In der Bildungspraxis und in der OER-Fachcommunity werden aktuell Entwicklungen diskutiert, die eng mit dem Begriff der Open Education Practice in Zusammenhang stehen und einen tiefergehenden Blick auf die didaktischen Aspekte sowie Szenarien offener Bildung richten. Damit wird das Prozesshafte, das Kollaborative und das Fluide in den Mittelpunkt von Bildungsressourcen und didaktischer Designs gestellt. Zum einen entstehen dadurch innovative Lehr- und Lernkonzepte, die sowohl in das Hochschulinnere als auch im Sinne von Open Science aus den wissenschaftlichen Einrichtungen nach außen wirken. Zum Zweiten vermögen sie einen Beitrag für die Zivilgesellschaft zu leisten, der mit dem Begriff des University Citizenship umschrieben werden kann und der gerade jetzt die Rolle der Hochschulen als Akteure der politischen Bildung einfordert.

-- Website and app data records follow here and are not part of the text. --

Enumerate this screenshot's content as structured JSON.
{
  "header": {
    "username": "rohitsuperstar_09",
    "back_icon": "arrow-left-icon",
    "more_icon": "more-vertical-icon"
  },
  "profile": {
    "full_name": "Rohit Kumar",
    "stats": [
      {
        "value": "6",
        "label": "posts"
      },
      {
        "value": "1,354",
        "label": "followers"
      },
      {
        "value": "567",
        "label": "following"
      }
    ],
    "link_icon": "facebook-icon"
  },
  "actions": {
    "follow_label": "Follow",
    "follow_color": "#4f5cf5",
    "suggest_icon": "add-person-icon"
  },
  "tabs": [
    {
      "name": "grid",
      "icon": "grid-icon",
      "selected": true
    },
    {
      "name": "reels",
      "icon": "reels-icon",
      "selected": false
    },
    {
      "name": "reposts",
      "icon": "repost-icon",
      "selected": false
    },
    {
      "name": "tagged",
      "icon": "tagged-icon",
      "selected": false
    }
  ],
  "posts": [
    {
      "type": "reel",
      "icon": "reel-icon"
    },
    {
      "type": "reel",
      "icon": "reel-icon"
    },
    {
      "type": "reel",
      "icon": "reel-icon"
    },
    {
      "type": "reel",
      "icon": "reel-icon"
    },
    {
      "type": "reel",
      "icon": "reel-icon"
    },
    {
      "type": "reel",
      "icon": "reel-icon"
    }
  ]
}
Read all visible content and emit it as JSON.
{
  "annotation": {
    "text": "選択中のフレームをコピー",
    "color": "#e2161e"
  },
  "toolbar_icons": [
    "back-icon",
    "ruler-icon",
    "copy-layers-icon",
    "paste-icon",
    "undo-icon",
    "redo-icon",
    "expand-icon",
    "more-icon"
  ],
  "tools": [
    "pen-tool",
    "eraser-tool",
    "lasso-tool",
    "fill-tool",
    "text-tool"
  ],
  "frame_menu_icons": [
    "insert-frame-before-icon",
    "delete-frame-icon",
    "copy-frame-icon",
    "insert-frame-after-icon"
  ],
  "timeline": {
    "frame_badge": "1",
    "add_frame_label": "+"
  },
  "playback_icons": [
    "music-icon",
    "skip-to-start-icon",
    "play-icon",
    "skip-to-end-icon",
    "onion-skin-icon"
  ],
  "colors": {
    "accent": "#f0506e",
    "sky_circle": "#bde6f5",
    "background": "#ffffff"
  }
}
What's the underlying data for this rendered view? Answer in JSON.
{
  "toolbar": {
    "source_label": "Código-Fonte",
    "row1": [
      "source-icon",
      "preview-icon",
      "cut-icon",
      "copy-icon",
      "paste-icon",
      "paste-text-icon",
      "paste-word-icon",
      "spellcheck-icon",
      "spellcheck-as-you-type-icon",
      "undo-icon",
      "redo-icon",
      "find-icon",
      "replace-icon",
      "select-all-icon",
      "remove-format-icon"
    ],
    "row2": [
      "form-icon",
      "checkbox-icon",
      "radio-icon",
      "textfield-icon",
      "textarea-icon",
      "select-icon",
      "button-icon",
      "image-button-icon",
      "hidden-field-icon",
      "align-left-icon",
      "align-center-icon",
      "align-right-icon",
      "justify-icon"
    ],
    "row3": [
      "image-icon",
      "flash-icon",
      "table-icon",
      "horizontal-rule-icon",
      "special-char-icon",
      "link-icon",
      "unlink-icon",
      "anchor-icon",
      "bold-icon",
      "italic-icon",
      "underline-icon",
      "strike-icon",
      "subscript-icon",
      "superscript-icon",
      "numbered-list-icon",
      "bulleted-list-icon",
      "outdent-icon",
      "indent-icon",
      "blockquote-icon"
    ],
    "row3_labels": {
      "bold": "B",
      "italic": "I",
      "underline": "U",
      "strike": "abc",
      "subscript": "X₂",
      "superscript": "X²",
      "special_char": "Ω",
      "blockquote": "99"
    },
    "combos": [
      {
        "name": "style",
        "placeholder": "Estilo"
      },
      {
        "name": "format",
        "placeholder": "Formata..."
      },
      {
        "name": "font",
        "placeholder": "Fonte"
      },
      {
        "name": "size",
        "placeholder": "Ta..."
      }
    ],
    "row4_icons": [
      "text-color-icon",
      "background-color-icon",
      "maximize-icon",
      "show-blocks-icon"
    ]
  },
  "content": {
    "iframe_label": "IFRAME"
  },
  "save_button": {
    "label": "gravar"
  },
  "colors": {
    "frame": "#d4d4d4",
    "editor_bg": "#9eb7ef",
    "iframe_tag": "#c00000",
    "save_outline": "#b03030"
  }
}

Im Workshop werden die Teilnehmenden über den aktuellen Stand und die Erfahrungen mit Initiativen und Programmen der Beförderung von Ansätzen der offenen Bildung und offenen Bildungsressourcen, wie sie bspw. in OpenEdu-RLP, in ORCA.NRW als auch in KNOER gesammelt wurden, informiert (Kurzinput). In einem eher aktivierenden, diskutierenden und auf Dialog ausgerichteten Teil möchten die Referenten die Teilnehmenden auf eine kleine Reise durch aktuelle Fragestellungen, Szenarien sowie bildungspolitische Möglichkeiten und Grenzen offener Bildung mitnehmen.

Workshop leader: PD Dr. Markus Deimann, Vorstand KNOER; Dr. Konrad Faber, Vorstand KNOER, Geschäftsführer Virtueller Campus Rheinland-Pfalz


Science communication - How to empower? Strategy and practical tips

Join our workshop and explore the evolution of science communication. Learn about effective strategies, practical techniques for communicating complex scientific concepts and discover how to engage your audiences. Our goal is to empower you to become a more impactful science communicator.

Workshop leader: Dr. Patrick Honecker, Director Science Communication Centre TU Darmstadt; Mara Ludwig, Social Media Manager Science Communication Centre TU Darmstadt